- Also appeared on the beginning of the TV movies Dangerous Passion and Two-Fisted Tales.
- This is seen on trailers for Reservoir Dogs (foreign prints only) and Cutthroat Island, but the former film would ultimately be released by Miramax Films and didn't use any logos at all, while the latter film would use the next logo below.
- This is also seen on international prints of They Live, Shocker, Field of Dreams, Prince of Darkness, Career Opportunities, Opportunity Knocks, and The Wizard, which Universal Studios released domestically, among others.
- The Carolco International N.V. credit appeared on international prints of films and on some old video releases, but domestic prints would have the TriStar logo and in most cases, later video releases have that.
- Strangely, the Blu-Ray release of Johnny Handsome only has a 2004 StudioCanal logo (neither a TriStar nor Carolco logo appear), but the in-credit international logo with legal information was kept.
- This is seen on VHS releases of Lock-Up; DVD releases and some TV airings have TriStar and White Eagle instead as this is the domestic print (and as mentioned, some TV prints have this logo with TriStar's music thanks to bad editing).
- It was later seen on their website (before being replaced with the 5th logo), and in the annotation on the right.
- It also appears on the 3D re-release of Terminator 2: Judgment Day, as well as on current prints of Vista Organization films such as Maid to Order, Nightflyers, and Trading Hearts, among others. It is unknown if it appears on the Fox Lorber VHS release of Pathfinder.
- It might have appeared on non-Australian theatrical prints of the Village Roadshow Pictures film Bloodmoon.
Legacy: Generally agreed upon to be one of the greatest logos of the 1980s. The majestic fanfare and the incredible special effects makes this logo prove its worth.
4th Logo (December 22, 1995, 2015)
Logo: Just a superimposed in-credit logo of Carolco, the "C" in gold with "CAROLCO" below, in a very small size.
Later Variant: Later on, when Carolco was revived, the logo appeared larger and had a silver look, with a copyright notice below.
Music/Sounds: The film's or show's opening/closing theme.
Availability: Rare. Seen on Cutthroat Island, the last production by the original company. The later variant was only known to be seen on a trailer for a music concert film.
Legacy: Characteristically symbolic, this logo preceded a major failure at the box office and Carolco shutting its doors shortly afterward.
5th Logo (2016-2017)
Logo: Same concept as the 1988 logo, but this time done with modern CGI effects. A few differences though is the company name eases back when the logo does instead of it fading in. The "CAROLCO" name is also in a thicker font.

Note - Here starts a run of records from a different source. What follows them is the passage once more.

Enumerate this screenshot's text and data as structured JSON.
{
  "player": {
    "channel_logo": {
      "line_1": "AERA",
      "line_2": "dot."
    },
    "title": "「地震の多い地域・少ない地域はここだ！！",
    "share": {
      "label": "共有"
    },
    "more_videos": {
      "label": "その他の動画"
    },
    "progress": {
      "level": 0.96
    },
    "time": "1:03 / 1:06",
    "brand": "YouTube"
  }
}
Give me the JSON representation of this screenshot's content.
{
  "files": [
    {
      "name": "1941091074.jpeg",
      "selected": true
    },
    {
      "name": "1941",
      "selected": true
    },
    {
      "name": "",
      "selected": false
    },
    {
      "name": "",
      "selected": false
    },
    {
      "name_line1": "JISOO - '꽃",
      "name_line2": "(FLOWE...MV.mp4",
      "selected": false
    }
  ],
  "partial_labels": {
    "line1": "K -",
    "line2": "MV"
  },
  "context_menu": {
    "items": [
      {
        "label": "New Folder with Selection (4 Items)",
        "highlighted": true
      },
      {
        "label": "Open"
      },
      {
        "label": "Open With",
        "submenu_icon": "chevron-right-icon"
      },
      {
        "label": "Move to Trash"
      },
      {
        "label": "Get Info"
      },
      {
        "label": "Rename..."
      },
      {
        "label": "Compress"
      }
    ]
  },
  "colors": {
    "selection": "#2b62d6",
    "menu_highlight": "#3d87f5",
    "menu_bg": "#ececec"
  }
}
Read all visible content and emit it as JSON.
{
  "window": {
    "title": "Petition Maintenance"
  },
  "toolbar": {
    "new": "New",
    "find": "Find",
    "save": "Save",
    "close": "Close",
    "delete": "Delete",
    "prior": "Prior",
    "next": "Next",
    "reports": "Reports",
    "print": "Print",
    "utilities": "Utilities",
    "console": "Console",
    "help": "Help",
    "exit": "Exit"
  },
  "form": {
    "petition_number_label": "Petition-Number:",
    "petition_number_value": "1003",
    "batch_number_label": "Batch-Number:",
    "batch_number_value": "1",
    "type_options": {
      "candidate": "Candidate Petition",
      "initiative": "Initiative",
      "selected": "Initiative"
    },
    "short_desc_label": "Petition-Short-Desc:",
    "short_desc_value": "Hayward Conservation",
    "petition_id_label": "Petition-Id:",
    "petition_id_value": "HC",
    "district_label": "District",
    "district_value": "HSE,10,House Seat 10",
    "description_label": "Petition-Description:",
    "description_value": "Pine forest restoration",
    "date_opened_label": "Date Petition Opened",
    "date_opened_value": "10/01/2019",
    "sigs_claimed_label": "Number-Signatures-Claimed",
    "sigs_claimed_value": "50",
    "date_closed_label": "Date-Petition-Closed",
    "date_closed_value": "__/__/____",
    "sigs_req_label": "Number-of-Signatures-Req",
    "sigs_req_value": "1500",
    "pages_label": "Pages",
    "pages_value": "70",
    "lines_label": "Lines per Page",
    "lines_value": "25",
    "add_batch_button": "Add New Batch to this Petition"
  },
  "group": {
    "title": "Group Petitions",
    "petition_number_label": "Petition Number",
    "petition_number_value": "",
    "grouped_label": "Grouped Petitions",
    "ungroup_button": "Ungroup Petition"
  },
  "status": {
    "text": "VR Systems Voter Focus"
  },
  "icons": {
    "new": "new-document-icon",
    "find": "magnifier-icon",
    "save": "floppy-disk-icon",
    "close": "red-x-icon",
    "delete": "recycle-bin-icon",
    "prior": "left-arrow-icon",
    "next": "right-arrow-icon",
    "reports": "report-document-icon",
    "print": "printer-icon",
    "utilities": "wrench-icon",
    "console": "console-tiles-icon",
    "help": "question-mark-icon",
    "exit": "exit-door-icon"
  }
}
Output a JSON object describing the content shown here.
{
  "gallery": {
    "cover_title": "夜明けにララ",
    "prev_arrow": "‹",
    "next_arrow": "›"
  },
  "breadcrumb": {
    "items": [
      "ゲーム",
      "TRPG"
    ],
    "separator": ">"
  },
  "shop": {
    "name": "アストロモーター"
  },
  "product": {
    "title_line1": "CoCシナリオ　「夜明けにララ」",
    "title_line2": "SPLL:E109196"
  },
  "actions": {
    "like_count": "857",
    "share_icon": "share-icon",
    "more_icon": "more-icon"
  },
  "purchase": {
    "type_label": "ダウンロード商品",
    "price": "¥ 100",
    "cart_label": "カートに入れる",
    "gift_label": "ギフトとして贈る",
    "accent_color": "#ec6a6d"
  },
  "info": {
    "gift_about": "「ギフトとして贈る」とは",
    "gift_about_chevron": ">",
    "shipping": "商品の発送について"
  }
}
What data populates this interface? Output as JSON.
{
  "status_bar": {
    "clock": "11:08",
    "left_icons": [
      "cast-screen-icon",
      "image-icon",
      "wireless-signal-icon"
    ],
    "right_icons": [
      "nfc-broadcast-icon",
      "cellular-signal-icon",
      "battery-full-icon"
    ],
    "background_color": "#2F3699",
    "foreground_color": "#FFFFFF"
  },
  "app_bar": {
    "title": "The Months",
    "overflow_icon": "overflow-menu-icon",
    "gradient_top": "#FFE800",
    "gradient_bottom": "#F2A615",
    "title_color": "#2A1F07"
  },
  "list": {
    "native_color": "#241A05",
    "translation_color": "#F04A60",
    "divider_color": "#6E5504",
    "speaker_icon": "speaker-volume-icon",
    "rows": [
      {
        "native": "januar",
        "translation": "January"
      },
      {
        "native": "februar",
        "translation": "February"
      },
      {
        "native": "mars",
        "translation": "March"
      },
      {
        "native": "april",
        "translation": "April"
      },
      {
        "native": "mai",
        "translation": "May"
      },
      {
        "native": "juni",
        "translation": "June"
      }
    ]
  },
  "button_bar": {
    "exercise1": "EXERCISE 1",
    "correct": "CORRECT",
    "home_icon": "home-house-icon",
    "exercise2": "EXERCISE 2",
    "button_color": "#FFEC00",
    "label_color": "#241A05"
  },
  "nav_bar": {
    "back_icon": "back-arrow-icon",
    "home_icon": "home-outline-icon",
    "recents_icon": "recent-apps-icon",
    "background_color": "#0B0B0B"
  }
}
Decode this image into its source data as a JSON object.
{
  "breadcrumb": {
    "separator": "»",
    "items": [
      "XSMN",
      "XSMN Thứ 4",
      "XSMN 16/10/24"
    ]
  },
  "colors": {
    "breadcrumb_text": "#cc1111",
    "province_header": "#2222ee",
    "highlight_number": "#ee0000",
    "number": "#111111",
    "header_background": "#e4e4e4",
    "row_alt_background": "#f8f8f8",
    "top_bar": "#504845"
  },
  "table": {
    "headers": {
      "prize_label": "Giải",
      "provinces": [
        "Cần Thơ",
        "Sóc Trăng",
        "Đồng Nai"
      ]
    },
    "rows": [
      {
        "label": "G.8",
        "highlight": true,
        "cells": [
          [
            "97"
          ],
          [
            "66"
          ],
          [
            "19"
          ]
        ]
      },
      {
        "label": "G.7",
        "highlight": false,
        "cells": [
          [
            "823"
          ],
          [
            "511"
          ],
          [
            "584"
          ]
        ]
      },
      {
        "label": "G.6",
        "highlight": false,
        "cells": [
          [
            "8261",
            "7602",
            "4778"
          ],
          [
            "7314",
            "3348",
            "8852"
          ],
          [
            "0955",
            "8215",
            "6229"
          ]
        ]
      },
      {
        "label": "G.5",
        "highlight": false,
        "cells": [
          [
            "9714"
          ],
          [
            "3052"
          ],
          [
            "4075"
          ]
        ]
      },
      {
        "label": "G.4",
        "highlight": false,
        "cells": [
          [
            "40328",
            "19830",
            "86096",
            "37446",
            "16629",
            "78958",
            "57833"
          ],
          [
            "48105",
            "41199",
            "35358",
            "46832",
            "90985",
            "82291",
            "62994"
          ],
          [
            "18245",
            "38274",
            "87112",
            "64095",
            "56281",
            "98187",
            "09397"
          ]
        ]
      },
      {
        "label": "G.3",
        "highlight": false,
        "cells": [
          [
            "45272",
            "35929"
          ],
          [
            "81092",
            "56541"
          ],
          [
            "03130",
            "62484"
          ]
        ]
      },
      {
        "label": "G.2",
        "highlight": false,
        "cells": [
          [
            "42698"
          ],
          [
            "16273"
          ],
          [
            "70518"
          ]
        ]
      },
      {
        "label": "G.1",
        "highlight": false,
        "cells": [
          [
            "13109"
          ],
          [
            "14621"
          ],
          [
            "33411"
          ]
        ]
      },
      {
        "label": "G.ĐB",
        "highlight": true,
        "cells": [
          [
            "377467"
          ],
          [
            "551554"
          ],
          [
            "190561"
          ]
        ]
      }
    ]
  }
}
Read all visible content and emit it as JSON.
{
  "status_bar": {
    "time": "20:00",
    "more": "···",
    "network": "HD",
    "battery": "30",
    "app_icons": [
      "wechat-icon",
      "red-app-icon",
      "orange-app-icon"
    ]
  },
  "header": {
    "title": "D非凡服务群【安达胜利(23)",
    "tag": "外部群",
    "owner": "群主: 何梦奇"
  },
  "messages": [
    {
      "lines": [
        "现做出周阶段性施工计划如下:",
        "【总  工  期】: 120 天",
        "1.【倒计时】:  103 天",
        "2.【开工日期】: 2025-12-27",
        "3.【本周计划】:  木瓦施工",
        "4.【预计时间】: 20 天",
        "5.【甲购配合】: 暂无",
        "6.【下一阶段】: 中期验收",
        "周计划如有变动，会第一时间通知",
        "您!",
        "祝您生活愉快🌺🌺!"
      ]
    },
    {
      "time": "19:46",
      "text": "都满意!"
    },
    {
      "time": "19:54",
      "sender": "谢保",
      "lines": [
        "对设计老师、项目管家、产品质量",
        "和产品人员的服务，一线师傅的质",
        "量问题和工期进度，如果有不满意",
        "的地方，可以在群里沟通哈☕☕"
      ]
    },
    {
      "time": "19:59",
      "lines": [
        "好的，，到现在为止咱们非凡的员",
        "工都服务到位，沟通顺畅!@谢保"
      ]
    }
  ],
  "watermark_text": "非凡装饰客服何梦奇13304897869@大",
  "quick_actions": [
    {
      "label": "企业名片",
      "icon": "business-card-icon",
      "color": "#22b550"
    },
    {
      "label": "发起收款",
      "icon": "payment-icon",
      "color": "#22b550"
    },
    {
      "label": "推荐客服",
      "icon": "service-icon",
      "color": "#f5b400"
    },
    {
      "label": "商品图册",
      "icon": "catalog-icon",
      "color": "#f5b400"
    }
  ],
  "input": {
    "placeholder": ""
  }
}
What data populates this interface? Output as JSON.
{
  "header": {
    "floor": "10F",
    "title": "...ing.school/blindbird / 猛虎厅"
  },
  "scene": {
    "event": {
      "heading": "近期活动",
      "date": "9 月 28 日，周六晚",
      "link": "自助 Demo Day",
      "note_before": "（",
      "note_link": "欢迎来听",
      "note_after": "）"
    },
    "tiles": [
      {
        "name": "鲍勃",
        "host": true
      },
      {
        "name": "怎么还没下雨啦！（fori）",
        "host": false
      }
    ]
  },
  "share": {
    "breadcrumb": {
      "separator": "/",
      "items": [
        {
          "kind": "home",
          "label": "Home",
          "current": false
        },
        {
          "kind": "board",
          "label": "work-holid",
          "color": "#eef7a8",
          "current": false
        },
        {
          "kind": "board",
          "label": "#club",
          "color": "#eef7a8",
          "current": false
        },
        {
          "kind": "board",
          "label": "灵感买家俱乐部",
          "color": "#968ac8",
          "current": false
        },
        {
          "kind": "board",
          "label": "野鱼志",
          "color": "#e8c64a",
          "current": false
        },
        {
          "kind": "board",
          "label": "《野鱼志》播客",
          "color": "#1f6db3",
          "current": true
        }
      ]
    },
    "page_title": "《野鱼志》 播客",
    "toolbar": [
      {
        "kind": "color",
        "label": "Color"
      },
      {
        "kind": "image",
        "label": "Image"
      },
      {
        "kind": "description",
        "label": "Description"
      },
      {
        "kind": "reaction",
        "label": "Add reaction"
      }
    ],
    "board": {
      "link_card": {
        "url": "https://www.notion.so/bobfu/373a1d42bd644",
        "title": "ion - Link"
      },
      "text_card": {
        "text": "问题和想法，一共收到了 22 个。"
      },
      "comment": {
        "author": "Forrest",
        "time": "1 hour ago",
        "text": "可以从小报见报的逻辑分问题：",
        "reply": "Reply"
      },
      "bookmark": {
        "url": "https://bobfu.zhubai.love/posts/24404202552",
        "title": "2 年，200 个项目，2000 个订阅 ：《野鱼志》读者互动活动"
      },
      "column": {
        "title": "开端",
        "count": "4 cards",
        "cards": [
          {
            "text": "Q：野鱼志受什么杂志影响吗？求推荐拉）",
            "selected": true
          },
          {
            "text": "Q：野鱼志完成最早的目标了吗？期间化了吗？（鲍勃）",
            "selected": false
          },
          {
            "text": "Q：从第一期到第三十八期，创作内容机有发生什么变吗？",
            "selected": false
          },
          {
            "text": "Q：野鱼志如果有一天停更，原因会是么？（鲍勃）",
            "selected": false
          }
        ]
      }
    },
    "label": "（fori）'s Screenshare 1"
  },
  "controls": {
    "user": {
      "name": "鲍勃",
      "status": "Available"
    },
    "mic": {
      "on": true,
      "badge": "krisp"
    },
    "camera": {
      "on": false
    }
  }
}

Technique: Pretty much a modern CGI remake of the 1988 logo and one that's done fairly nicely, albeit cheaper, perhaps.
Music/Sounds: Same as the 1988 logo.
Availability: Extinct. It was used as the intro on Carolco's website until its closure.
Legacy: A nice remake of the Laser Light logo, though it lacks the power of the original.